▸ **YOUR ASSIGNMENT**
Please return the lines of the data that contain "zones".
== Segment start ==
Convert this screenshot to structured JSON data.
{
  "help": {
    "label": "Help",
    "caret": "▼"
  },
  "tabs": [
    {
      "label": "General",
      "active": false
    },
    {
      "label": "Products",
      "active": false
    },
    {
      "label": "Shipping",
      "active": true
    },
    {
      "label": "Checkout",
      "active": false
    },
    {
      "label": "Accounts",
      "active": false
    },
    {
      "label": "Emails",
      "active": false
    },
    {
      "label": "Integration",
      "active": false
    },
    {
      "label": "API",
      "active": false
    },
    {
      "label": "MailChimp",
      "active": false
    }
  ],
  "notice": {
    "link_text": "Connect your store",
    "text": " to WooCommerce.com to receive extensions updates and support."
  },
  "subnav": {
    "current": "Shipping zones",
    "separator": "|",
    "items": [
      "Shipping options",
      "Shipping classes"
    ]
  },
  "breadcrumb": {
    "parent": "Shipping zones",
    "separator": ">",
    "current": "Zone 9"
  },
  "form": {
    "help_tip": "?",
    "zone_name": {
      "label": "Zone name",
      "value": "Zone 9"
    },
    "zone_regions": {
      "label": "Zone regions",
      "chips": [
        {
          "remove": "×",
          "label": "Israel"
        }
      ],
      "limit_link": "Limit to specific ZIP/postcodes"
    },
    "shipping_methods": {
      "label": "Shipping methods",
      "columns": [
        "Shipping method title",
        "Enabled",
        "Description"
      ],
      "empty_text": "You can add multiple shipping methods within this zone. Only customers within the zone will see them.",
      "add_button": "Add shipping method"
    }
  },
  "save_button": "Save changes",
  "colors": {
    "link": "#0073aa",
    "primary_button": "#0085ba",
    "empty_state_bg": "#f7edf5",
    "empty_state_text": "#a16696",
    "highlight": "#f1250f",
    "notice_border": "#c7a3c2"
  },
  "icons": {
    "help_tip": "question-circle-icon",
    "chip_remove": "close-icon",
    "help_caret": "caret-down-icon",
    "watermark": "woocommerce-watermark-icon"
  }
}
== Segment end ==
▸ **SOLUTION BELOW**
    "current": "Shipping zones",
    "parent": "Shipping zones",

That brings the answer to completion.